By far one of the biggest problems with tertiary education around the world is its relative inaccessibility to the majority of people. The biggest reason for this is, by far, the sheer cost of studying towards a degree; look at the #FeesMustFall protests that rocked South Africa in recent years. MOOCs offer a workaround for this, offering the study material and access to the course up for free. However, in order to receive university credit for the courses, one needs to pay a fee.

The biggest plus here is the free access to course material and study material; the cost of university textbooks is astronomical, and MOOCs give us a solution to this.

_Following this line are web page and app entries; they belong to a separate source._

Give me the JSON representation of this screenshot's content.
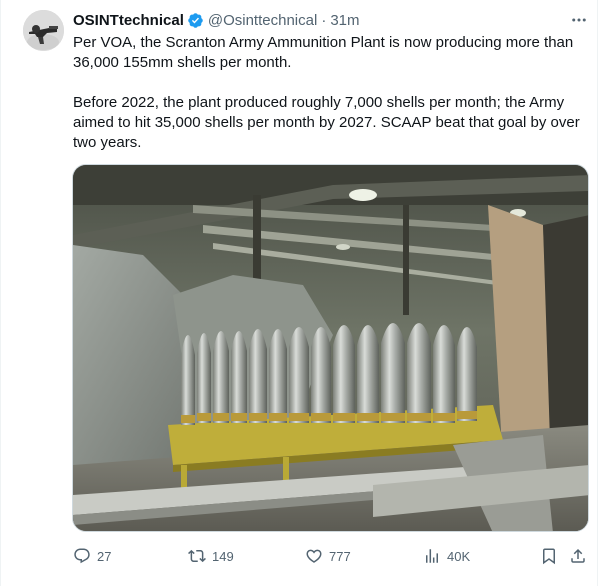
{
  "tweet": {
    "author": {
      "display_name": "OSINTtechnical",
      "handle": "@Osinttechnical",
      "verified": true,
      "time": "31m"
    },
    "text": [
      "Per VOA, the Scranton Army Ammunition Plant is now producing more than 36,000 155mm shells per month.",
      "Before 2022, the plant produced roughly 7,000 shells per month; the Army aimed to hit 35,000 shells per month by 2027. SCAAP beat that goal by over two years."
    ],
    "separator": "·",
    "stats": {
      "replies": "27",
      "reposts": "149",
      "likes": "777",
      "views": "40K"
    }
  },
  "colors": {
    "text_primary": "#0f1419",
    "text_secondary": "#536471",
    "verified": "#1d9bf0",
    "border": "#cfd9de"
  },
  "icons": {
    "verified": "verified-badge-icon",
    "more": "more-icon",
    "reply": "reply-icon",
    "repost": "repost-icon",
    "like": "like-icon",
    "views": "views-icon",
    "bookmark": "bookmark-icon",
    "share": "share-icon"
  }
}
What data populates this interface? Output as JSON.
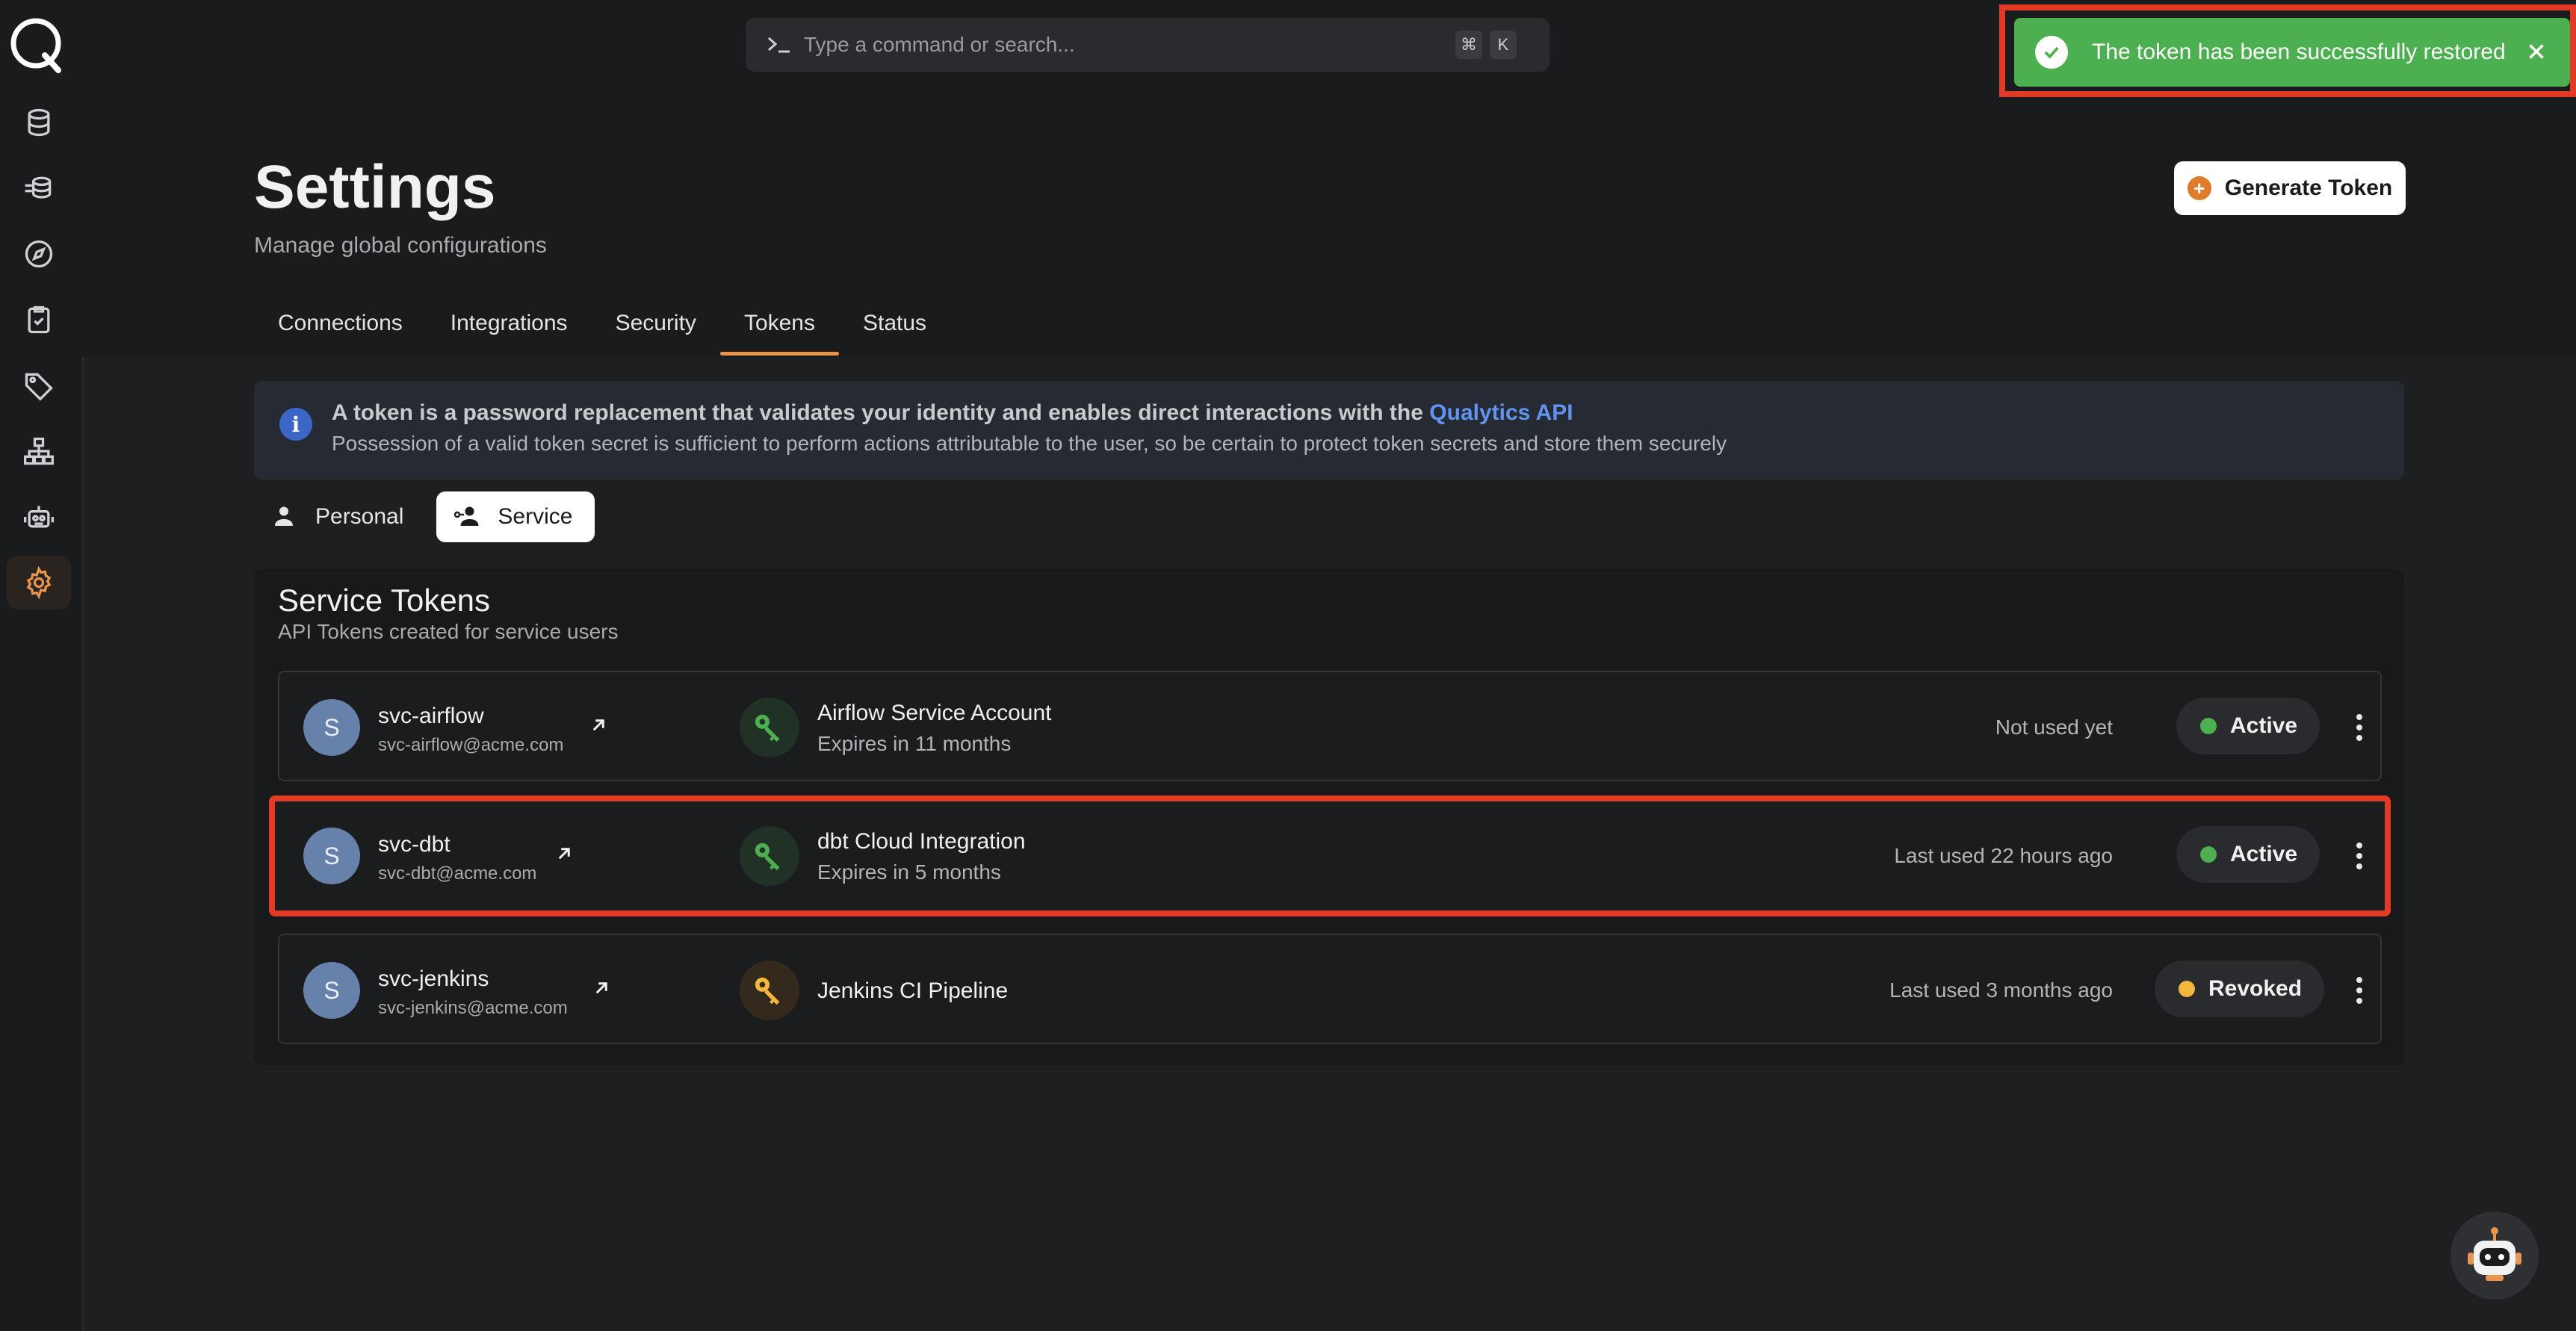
{
  "topbar": {
    "command_placeholder": "Type a command or search...",
    "shortcut_key1": "⌘",
    "shortcut_key2": "K"
  },
  "sidebar": {
    "items": [
      {
        "icon": "database-icon"
      },
      {
        "icon": "data-stack-icon"
      },
      {
        "icon": "compass-icon"
      },
      {
        "icon": "clipboard-check-icon"
      },
      {
        "icon": "tag-icon"
      },
      {
        "icon": "hierarchy-icon"
      },
      {
        "icon": "robot-icon"
      },
      {
        "icon": "gear-icon",
        "active": true
      }
    ]
  },
  "header": {
    "title": "Settings",
    "subtitle": "Manage global configurations",
    "generate_button": "Generate Token",
    "tabs": [
      "Connections",
      "Integrations",
      "Security",
      "Tokens",
      "Status"
    ],
    "active_tab": "Tokens"
  },
  "info": {
    "line1": "A token is a password replacement that validates your identity and enables direct interactions with the ",
    "link": "Qualytics API",
    "line2": "Possession of a valid token secret is sufficient to perform actions attributable to the user, so be certain to protect token secrets and store them securely"
  },
  "segment": {
    "personal": "Personal",
    "service": "Service",
    "active": "Service"
  },
  "tokens": {
    "title": "Service Tokens",
    "subtitle": "API Tokens created for service users",
    "rows": [
      {
        "initial": "S",
        "user": "svc-airflow",
        "email": "svc-airflow@acme.com",
        "name": "Airflow Service Account",
        "expires": "Expires in 11 months",
        "usage": "Not used yet",
        "status": "Active",
        "status_color": "#4caf50"
      },
      {
        "initial": "S",
        "user": "svc-dbt",
        "email": "svc-dbt@acme.com",
        "name": "dbt Cloud Integration",
        "expires": "Expires in 5 months",
        "usage": "Last used 22 hours ago",
        "status": "Active",
        "status_color": "#4caf50"
      },
      {
        "initial": "S",
        "user": "svc-jenkins",
        "email": "svc-jenkins@acme.com",
        "name": "Jenkins CI Pipeline",
        "expires": "",
        "usage": "Last used 3 months ago",
        "status": "Revoked",
        "status_color": "#f5b73b"
      }
    ]
  },
  "toast": {
    "message": "The token has been successfully restored"
  },
  "colors": {
    "accent": "#e9954c",
    "success": "#4caf50",
    "warning": "#f5b73b",
    "highlight": "#e23a24"
  }
}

Another factor in the inaccessibility of education is that fact that not everyone can physically attend classes. Many people who want to study further are already working and so are unable to find the time to attend. Distance learning offers these potential students a way to achieve their dreams, and MOOCs are just the next wave in this.

Of course, MOOCs are not a magic bullet that will solve all the problems surrounding education. In order to receive a certificate that may be used as university credit, students need to pay a fee, and not every institute will accept this as credit towards a degree.

Additionally, MOOCs have a very low completion rate: data suggests that the general rate is somewhere between 3 and 9%. Some of the reasons for this include poor course design, relying too heavily on lecture videos, and the fact that some MOOCs require the purchase of expensive textbooks.

In short, MOOCs are great and have the potential to make education more readily accessible to people around the world but are not without their problems. What we need now is to find a way to integrate technology with the education system here in South Africa and bring MOOCs to the masses.

Article by: Conor Engelbrecht